'Urinetown' a splashing summer success

By Diana Leane6ca5c3e76c2cf19fefeae8465776c8de
Executive In-Depth Editor
Bodily functions and using the bathroom are not commonly discussed topics, but they are the focus of a large portion of the script in the musical “Urinetown.”  It is the first district-wide musical, directed by Prospect teacher Jeremy Morton and Wheeling teacher Stephen Colella and choreographed by Elk Grove teacher Joseph Wolfe.  The cast performed July 9 and 10.
“Urinetown” takes place in a town with a severe water shortage.  Extreme measures must be taken to save the water, and the wealthy live luxuriously while the poor struggle to gain access to the remaining water.
Colella, Morton and Wolfe had tried to create a district-wide musical for four years, and the Talent Development Program (TDP) classes held this summer gave them the opportunity to do so this year.  The musical was not a class, but the start of the classes created an opportune moment to launch the musical.  In total, 45 students joined the musical, 30 of whom were in the cast.  The three lead characters were played by Prospect students: senior James Farquharson, junior Melissa Spacapan and sophomore Ben Marshall.
Junior Natalie Carioti and sophomores John Zach and Abi Linnemann were in the cast. They agree the best part of the experience was meeting new students from other District 214 schools since they don’t have such an opportunity during the school year.
The three preferred this production over previous summer musical programs because the directors were more professional — Morton and Colella had ample experience with high schoolers and were unbiased.

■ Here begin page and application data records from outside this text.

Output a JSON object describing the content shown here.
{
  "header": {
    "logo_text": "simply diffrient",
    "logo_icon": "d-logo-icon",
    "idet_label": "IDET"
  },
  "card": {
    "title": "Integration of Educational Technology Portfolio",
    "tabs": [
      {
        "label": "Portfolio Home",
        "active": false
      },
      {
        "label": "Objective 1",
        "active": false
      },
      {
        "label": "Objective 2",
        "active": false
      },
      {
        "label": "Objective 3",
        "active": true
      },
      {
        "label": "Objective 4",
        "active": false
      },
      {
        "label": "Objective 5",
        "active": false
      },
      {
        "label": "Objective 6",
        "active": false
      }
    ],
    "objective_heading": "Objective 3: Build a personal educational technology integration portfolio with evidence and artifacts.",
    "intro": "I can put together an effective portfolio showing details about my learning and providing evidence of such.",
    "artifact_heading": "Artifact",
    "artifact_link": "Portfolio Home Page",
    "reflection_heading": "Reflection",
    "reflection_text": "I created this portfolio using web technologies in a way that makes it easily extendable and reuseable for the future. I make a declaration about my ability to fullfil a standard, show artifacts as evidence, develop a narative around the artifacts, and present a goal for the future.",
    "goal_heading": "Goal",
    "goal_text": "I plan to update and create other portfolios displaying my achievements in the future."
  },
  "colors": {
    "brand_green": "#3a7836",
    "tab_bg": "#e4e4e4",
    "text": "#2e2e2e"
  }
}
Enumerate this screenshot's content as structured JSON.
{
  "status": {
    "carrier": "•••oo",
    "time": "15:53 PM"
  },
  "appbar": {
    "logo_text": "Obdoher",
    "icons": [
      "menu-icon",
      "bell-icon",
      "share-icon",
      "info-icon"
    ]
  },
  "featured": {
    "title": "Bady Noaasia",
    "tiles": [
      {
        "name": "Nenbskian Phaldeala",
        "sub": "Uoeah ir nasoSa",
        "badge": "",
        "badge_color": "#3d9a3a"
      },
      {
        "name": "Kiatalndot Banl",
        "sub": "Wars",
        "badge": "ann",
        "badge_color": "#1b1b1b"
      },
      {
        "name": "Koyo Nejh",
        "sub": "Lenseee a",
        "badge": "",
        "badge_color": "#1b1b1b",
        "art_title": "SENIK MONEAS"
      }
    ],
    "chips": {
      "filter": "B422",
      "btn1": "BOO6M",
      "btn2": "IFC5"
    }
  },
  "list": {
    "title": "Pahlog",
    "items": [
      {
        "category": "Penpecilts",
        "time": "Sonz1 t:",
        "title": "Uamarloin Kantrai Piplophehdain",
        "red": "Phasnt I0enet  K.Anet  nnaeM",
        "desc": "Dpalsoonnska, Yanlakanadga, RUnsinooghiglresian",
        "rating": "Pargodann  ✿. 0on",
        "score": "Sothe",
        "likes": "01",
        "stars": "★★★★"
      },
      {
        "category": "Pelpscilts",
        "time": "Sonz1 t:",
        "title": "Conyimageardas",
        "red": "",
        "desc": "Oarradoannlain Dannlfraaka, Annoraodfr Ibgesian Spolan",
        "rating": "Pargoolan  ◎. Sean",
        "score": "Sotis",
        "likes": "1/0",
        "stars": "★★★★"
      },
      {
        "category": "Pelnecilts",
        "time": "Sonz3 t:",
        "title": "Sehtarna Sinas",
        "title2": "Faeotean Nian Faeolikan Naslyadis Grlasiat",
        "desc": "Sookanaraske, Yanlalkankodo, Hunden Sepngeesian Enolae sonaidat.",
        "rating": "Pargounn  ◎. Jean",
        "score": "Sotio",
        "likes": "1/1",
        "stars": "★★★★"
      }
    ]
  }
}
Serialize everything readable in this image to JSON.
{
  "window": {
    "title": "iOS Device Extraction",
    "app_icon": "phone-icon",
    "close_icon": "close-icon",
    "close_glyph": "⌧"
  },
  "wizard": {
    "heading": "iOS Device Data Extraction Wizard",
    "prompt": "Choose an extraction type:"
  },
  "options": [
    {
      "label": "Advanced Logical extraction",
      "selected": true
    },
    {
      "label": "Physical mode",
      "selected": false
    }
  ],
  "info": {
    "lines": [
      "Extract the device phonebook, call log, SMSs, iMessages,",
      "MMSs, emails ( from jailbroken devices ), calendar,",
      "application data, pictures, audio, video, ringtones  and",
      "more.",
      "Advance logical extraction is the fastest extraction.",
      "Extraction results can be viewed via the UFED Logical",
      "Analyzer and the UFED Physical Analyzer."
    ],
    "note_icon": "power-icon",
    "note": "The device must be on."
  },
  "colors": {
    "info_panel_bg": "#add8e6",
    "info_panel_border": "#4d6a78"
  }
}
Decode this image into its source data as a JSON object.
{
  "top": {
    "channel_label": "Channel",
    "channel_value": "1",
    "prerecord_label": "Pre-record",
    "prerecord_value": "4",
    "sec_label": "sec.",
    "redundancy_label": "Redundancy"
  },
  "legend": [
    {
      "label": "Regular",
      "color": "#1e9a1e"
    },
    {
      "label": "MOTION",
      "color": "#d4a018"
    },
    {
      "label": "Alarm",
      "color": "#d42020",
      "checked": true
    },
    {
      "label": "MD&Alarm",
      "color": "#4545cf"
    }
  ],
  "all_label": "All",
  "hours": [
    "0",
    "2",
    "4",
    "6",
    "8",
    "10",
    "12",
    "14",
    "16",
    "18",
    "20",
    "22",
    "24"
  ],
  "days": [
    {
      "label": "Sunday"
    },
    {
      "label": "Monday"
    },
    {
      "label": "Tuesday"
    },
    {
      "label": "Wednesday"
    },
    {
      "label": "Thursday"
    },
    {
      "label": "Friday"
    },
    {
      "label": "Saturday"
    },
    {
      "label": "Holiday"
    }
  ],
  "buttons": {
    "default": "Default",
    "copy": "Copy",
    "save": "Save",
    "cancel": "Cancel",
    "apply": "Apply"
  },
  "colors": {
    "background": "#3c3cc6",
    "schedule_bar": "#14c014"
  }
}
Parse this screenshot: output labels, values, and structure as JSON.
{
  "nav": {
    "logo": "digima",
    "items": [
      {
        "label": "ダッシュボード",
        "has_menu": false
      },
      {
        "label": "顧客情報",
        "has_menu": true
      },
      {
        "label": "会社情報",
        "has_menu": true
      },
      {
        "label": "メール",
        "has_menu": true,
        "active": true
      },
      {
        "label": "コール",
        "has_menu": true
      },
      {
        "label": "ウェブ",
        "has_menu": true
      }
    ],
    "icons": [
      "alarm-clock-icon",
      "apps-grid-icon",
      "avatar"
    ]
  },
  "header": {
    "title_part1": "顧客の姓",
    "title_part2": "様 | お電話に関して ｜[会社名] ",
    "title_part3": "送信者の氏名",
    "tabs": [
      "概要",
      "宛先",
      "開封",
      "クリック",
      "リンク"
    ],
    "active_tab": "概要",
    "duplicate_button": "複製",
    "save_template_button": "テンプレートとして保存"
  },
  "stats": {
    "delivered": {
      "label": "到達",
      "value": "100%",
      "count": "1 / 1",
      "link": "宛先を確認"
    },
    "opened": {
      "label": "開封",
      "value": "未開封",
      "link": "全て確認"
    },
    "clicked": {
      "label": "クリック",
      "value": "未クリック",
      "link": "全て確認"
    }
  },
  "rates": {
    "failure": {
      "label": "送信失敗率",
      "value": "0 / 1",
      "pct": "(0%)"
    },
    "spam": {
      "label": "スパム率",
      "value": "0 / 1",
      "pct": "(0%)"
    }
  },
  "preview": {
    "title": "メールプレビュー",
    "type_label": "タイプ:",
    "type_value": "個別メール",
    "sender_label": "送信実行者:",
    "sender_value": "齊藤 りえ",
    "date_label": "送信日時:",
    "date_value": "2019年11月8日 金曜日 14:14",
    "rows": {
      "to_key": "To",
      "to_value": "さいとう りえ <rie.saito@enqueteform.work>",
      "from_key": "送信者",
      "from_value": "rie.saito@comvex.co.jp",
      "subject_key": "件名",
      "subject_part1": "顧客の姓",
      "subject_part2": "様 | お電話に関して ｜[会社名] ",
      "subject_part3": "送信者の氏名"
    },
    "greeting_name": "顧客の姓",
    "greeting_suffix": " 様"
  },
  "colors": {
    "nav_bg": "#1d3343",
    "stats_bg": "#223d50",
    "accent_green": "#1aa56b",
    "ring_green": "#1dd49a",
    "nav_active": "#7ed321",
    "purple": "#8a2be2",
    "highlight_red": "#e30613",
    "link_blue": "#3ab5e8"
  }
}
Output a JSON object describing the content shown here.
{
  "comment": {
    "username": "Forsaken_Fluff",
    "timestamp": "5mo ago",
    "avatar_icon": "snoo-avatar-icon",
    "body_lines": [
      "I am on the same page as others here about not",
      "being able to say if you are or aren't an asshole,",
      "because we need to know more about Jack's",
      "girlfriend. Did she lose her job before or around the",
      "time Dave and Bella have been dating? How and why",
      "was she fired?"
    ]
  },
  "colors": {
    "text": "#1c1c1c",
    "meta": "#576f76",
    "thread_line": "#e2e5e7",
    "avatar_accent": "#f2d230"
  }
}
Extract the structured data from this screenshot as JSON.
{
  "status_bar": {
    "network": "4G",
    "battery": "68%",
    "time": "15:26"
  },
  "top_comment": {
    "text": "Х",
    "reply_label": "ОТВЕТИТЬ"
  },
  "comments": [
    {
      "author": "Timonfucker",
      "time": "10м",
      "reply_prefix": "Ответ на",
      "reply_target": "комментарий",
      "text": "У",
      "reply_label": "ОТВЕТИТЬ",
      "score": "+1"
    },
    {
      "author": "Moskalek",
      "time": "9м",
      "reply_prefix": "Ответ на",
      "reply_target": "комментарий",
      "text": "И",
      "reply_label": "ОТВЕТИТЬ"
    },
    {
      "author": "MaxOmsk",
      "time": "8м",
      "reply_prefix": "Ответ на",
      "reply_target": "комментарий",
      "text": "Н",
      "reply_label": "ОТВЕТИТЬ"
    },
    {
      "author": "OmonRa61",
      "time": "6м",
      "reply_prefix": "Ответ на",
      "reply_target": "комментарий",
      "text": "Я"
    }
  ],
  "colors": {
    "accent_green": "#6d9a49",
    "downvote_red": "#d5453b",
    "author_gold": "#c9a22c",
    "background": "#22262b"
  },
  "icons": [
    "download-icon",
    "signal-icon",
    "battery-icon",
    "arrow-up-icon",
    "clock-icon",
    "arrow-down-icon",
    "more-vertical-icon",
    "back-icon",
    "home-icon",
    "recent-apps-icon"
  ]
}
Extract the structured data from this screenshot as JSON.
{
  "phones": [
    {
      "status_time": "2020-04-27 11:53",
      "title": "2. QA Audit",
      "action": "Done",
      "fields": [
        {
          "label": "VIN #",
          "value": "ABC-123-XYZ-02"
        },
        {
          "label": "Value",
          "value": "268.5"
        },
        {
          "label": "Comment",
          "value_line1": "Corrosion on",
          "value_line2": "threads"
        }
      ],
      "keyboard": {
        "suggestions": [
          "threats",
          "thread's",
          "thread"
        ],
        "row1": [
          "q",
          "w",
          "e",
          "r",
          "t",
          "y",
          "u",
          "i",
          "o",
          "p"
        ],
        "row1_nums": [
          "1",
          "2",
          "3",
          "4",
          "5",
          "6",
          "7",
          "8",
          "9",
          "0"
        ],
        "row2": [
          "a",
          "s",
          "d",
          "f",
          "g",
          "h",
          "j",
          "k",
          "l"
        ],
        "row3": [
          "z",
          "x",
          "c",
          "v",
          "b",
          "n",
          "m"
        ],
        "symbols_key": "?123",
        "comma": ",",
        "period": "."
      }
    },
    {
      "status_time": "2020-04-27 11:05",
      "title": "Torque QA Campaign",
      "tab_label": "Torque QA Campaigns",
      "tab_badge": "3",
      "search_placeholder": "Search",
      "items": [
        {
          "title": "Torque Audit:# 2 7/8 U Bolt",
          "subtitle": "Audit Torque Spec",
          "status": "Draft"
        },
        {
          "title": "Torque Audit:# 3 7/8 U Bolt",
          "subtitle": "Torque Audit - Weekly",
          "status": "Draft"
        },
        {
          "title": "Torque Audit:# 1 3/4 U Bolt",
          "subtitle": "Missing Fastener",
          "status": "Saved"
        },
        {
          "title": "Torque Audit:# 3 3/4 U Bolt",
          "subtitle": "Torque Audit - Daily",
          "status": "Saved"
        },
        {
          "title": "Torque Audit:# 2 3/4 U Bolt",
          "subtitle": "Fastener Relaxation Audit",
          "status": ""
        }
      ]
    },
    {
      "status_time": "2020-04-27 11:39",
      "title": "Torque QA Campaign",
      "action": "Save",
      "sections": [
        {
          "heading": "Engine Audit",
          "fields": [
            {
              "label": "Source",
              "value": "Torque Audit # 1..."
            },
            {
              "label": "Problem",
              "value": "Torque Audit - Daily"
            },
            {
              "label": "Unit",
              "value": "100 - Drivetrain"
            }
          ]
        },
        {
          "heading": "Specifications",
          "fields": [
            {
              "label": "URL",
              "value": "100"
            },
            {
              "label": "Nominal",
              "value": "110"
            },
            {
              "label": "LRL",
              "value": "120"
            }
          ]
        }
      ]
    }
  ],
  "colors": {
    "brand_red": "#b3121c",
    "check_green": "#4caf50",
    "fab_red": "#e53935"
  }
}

Carioti also liked the program because unlike most other summer productions, it had no affiliation with a church.
“Some kids are scared away … because they think [the program is] all church-y, and it gets church-y,” Carioti said. “This script is more modern.  [The directors are] not afraid of picking a modern show.”
According to Morton, some traditional musicals have the hero and the hero’s lover but not many other characters.  Choosing a modern show such as “Urinetown” allowed them to showcase more actors.
“As our first year doing this all-district musical, we really wanted … every student who is on that stage to be part of the show as much as possible,” Morton said.